The other factor to note is that, since we last drove an Atto 3, the model has inherited a series of over-the-air updates with some quite juicy add-ons.

Wired Apple CarPlay and wireless Android Auto have arrived, as has full functionality of BYD’s owner app. The latter gives users access to a host of remote features, like vehicle preconditioning, charge level monitoring, and vehicle lock and unlock.

You can even make it honk its horn via the app. Handy if you’ve lost your car in a parking lot or if you wish to exact revenge on your neighbours at 5.00am on a Sunday morning.

BYD’s Apple and Android phone projection adoption is a definitive win. It isn’t perfect; the enormous standard 12.8-inch rotating touchscreen has to be in landscape orientation for it to work. But, once it’s operational it’s quick to respond and easy to use. Best of all, those who find BYD’s standard infotainment finicky to use (count us in that group) get an ace alternative.

Something that complements the Apple CarPlay and Android Auto is BYD’s intelligent voice assistant. Activated by saying ‘Hey BYD’, the assistant works much in the same way that the equivalent systems from Mercedes-Benz and BMW operate.

The difference is that, somehow, BYD has concocted a system more capable of listening and quicker responding than what the Germans have. And, because it works so well, you can trust it to do various car tasks for you without having to disengage the aforementioned phone projection.
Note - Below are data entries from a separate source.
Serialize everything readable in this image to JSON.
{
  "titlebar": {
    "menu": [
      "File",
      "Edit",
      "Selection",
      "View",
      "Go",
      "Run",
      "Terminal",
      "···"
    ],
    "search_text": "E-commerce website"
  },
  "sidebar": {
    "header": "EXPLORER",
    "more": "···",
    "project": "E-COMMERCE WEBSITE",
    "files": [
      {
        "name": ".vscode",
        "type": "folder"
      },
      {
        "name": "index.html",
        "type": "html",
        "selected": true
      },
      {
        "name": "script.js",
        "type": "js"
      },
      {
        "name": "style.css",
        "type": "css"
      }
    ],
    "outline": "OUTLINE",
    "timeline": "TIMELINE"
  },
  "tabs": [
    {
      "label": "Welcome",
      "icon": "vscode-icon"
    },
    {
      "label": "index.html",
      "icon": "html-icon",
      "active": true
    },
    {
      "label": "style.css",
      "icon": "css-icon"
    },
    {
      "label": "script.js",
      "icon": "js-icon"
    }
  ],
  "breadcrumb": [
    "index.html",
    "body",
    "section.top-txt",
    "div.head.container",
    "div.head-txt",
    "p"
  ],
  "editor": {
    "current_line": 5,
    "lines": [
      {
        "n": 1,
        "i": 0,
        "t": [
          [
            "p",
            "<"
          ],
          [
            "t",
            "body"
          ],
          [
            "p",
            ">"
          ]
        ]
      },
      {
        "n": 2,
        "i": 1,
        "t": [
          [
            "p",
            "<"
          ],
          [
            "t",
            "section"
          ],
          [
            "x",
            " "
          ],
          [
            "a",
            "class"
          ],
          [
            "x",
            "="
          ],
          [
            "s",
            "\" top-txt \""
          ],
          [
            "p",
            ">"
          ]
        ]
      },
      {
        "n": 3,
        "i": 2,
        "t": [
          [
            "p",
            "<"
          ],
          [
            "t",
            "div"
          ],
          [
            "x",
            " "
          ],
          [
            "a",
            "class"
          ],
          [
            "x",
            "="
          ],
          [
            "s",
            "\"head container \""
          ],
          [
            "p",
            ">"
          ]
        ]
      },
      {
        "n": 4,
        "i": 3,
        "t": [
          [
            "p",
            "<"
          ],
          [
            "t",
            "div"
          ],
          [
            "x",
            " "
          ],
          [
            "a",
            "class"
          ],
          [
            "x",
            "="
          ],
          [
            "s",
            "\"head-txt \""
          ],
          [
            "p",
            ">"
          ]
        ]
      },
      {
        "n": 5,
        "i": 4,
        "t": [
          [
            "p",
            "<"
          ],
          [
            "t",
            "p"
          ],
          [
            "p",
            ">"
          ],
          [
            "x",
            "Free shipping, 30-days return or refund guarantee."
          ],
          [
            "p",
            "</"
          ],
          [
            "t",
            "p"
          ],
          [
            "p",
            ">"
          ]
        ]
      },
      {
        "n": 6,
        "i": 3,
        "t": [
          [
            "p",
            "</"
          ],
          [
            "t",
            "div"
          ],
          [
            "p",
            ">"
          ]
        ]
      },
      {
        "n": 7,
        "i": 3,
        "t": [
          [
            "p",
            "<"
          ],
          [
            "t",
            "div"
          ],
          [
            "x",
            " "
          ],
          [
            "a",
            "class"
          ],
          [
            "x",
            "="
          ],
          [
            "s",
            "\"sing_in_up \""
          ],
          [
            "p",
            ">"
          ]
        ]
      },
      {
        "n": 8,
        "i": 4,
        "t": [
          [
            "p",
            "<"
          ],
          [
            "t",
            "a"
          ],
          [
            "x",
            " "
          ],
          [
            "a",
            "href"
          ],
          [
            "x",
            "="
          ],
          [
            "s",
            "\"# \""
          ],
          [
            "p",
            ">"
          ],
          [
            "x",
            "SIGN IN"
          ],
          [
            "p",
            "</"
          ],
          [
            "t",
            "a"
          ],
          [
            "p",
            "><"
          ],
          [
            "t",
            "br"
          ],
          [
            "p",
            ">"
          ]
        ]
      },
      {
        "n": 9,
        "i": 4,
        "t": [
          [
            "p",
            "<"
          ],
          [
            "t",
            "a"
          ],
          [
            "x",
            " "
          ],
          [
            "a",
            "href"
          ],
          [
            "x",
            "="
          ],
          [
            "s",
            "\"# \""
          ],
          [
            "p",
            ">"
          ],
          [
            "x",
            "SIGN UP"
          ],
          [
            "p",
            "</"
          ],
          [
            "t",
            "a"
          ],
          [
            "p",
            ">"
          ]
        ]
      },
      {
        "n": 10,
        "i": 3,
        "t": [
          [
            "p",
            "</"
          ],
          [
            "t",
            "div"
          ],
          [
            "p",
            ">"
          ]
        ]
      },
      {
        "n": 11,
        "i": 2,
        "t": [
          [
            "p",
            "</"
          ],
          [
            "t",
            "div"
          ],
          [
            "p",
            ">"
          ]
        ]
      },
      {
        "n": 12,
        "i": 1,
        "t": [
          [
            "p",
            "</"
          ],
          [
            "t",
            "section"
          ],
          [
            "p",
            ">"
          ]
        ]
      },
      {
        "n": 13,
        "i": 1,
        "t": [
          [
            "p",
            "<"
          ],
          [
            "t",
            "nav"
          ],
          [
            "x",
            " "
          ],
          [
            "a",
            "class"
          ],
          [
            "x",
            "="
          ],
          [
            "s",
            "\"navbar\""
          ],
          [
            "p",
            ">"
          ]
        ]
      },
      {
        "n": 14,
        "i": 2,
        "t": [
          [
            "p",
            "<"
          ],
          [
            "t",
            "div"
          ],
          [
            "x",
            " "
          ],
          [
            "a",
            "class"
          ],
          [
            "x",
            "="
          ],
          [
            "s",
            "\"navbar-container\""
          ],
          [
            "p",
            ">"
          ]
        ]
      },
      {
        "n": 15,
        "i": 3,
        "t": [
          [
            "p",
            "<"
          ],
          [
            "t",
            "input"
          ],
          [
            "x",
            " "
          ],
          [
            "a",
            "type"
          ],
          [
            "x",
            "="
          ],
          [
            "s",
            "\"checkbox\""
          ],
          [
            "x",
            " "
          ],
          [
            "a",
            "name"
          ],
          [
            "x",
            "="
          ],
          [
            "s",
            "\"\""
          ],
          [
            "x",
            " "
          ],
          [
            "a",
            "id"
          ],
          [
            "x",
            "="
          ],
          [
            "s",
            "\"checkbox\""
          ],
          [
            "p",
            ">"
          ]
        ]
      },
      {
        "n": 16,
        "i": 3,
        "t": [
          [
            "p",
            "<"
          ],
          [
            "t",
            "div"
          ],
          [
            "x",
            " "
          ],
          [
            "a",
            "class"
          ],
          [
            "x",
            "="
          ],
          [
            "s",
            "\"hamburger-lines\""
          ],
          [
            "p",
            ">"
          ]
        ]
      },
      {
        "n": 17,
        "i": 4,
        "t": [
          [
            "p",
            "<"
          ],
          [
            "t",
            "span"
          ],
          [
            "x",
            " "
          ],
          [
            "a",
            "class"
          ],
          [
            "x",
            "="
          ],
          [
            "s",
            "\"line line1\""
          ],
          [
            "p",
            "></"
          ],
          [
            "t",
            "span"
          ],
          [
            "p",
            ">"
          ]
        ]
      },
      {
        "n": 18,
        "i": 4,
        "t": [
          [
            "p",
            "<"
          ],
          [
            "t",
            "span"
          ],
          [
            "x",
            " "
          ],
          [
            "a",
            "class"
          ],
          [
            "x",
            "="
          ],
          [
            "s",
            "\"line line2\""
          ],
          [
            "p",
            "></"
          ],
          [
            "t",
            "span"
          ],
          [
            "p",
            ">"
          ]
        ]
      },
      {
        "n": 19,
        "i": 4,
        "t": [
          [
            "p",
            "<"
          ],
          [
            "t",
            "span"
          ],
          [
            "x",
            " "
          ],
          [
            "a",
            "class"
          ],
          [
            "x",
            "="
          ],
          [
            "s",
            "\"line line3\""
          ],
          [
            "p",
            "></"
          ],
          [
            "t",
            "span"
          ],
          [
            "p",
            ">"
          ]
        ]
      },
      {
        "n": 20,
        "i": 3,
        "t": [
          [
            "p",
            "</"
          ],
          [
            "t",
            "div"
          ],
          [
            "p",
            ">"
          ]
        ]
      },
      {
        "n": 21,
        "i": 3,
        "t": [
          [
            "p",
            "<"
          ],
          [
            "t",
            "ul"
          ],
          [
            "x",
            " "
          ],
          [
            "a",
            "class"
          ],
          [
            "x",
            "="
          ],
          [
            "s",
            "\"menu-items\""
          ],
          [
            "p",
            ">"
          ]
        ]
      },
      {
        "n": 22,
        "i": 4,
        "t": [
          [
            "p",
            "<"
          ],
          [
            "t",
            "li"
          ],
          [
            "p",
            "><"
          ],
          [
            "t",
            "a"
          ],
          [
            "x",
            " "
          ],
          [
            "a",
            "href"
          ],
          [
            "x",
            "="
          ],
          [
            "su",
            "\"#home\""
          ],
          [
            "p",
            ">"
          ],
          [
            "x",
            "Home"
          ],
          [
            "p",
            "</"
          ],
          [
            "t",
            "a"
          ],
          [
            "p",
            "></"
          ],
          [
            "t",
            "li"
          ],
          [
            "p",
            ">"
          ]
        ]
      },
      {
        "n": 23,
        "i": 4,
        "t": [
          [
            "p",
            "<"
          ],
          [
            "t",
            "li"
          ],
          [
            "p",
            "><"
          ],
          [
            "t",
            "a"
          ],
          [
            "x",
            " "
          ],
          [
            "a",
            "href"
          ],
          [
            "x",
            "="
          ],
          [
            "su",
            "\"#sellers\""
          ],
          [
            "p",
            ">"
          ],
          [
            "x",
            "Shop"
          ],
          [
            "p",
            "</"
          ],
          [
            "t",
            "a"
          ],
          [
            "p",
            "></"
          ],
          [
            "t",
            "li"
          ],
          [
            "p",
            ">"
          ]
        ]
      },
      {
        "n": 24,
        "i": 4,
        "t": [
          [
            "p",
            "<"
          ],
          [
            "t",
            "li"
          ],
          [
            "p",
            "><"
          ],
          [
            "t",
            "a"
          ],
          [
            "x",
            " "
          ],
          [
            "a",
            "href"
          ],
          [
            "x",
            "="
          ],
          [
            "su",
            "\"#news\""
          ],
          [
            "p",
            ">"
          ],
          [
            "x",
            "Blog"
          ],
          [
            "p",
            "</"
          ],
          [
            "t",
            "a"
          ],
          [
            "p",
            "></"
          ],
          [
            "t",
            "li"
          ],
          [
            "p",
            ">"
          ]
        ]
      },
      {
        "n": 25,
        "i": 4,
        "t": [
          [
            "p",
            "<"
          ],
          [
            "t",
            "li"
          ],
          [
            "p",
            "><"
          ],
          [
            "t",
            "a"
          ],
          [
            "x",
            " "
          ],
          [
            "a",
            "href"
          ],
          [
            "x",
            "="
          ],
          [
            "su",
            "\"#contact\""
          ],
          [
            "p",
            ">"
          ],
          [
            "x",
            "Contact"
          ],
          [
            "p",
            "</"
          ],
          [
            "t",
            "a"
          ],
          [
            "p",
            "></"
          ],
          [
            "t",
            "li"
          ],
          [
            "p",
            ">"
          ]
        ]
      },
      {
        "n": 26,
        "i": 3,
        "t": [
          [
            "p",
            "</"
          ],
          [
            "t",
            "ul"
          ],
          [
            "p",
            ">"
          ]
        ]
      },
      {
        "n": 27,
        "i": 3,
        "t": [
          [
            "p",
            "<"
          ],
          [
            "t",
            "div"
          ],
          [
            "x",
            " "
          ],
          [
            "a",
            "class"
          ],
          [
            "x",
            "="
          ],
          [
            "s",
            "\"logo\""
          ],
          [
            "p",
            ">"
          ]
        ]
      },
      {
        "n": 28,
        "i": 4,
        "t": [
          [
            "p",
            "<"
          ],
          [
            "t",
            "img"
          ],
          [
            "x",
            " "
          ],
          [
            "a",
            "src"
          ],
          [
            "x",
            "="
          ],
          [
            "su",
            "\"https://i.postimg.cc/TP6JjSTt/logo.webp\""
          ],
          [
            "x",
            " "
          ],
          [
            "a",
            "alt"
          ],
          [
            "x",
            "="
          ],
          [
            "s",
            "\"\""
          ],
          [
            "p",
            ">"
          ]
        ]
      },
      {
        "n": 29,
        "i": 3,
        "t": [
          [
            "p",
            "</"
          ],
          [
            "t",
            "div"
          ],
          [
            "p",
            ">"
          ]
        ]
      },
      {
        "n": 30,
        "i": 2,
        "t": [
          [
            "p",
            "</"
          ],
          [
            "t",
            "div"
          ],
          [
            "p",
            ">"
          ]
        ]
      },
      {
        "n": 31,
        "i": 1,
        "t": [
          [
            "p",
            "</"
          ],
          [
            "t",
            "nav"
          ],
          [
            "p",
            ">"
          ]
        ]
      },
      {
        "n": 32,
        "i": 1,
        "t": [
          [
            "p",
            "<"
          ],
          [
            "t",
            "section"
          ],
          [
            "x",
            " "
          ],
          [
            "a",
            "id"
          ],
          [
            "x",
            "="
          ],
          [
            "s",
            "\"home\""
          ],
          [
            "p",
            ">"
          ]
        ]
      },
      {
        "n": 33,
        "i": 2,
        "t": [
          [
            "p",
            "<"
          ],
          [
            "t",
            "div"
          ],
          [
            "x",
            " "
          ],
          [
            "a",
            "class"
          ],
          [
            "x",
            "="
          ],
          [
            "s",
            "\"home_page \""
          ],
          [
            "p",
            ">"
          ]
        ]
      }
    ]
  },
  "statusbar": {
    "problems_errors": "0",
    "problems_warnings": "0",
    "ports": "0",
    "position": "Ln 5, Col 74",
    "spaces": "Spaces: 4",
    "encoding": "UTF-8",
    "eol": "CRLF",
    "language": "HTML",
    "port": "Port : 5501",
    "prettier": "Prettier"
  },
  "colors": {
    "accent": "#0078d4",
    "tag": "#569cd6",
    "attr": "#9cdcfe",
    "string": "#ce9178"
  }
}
The most useful update of them all, though, concerns the Atto’s on-board range calculator. Where in the past the BYD’s ‘guess-o-meter’ served up range estimates based on best-scenario manufacturer data, it now instead generates your estimate based on your real-time driving habits. A change that can’t be underestimated that gives real credence to how many kilometres the car says you can travel before needing a top-up.

Speaking of range, both the Standard Range and Tachyon continued to impress us with the figures they produced during our testing.

The 50kWh’s WLTP-rated 345km is surprisingly achievable for those driving predominantly in urban areas. Our motorway commuting hurt that number, but nevertheless we were on target to notch up more than 300km on a single charge with it.

The Tachyon, meanwhile, almost matched what I’ve previously experienced from the run-of-the-mill 60kWh grade (more than 400km to a charge), despite wearing a larger wheel and tyre package.

Yes, wheels and tyres. The Tachyon trades in its standard eco rubber for a set of Continental MaxContact MC6 shoes wrapped around striking 20-inch wheels. These remedy one of the standard Atto 3’s few pitfalls; its cornering abilities at speed.

Stickier rubber makes a fairly tangible difference to grip levels. It’s certainly noticeable when you drive the two tyres back-to-back as we did. The Atto is still not as sharp to drive as some of its peers, but the Tachyon is a step in the right direction.

The Tachyon also gets a raft of cosmetic changes. The huge ‘Build Your Dreams’ script on the tailgate has been swapped for a more tasteful ‘Tachyon’ badge, and a simple stripe package sits atop the sills. The biggest alterations, though, are inside. The Atto’s standard cream upholstery gets covered by black faux suede and the seats get wrapped in black quilted leather.

The group behind the changes, RVE, has done a solid job in transforming one of the ‘loudest’ interiors into something a bit more mature. Its seats are particularly convincing, looking almost original perched inside the Tachyon. The black suede across the dashboard and door cards looks good, too, although it isn’t quite as OEM looking as the seats manage to be.

The Tachyon’s handling chops and fancy wheels are welcome additions, but it’s the more muted cabin that likely appeals most to those considering it over the stock-standard 60kWh grades. Even considering the premium, it still represents sound value for money amongst its rivals.

The soon-to-be dropped Standard Range, meanwhile, remains a commendable entry point. Those lamenting the disappearance of the entry grade should note that its culling helps clear the runway for the upcoming BYD Dolphin.

Perhaps that’s just progress at work. Speaking of, how much are those wireless electric lawn mowers these days?

Bonus images

Bonus images